It's strange how you can often identify a country by the quality of its printed advertisements. In the last few years I've been living all over Asia, and at this point I could be dropped in any city across the region and guess where I am after looking at just a couple of ads (without looking at the language, that is).
Mongolia is crazy basic, with un-UV-protected print ads fading quickly in the sun. The distinctive Cyrillic characters just add to the worn out cool factor. Thailand hasn't seemed to have grasped the fact that photos need to be suitable for large format printing to look good on a blown up scale. Their ads are pixellated as hell, and they love to use fonts that make the Thai alphabet even more unreadable.
Japanese and Korean ads, of course, look just like any western country, though they love to use digital signage for everything since they like to think they're living in a Bladerunner future.

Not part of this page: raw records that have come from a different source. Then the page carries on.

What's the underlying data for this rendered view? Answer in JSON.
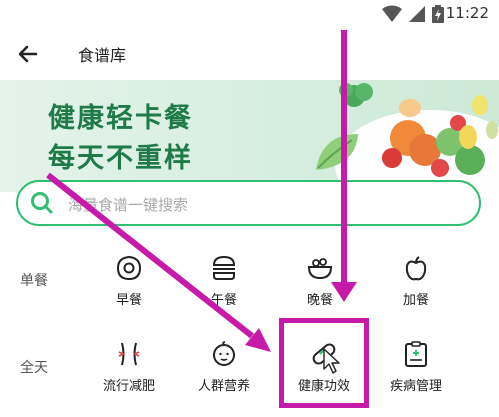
{
  "status_bar": {
    "time": "11:22"
  },
  "app_bar": {
    "title": "食谱库"
  },
  "banner": {
    "line1": "健康轻卡餐",
    "line2": "每天不重样"
  },
  "search": {
    "placeholder": "海量食谱一键搜索"
  },
  "rows": [
    {
      "label": "单餐",
      "items": [
        {
          "label": "早餐",
          "icon": "fried-egg-icon"
        },
        {
          "label": "午餐",
          "icon": "burger-icon"
        },
        {
          "label": "晚餐",
          "icon": "bowl-icon"
        },
        {
          "label": "加餐",
          "icon": "apple-icon"
        }
      ]
    },
    {
      "label": "全天",
      "items": [
        {
          "label": "流行减肥",
          "icon": "body-shape-icon"
        },
        {
          "label": "人群营养",
          "icon": "baby-face-icon"
        },
        {
          "label": "健康功效",
          "icon": "pill-icon"
        },
        {
          "label": "疾病管理",
          "icon": "medical-clipboard-icon"
        }
      ]
    }
  ],
  "colors": {
    "accent": "#2fbf71",
    "annotation": "#c71aa8",
    "banner_text": "#1f7a48"
  }
}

In the US it's a little different. Duratrans as far as the eye can see. I know a company that does Duratrans printing in San Francisco, and they must be coining it. If you don't know, Duratrans is the generic term for backlit images, and the Americans just eat it up. With good reason, too, as it looks damned cool. If you're looking for Duratans printing Los Angeles you should check out the link for a few examples of what I'm talking about.
So, what do the ads look like in your country? Can you beat Duratrans, or are your national ads closer to the faded Soviet style of the Mongolians?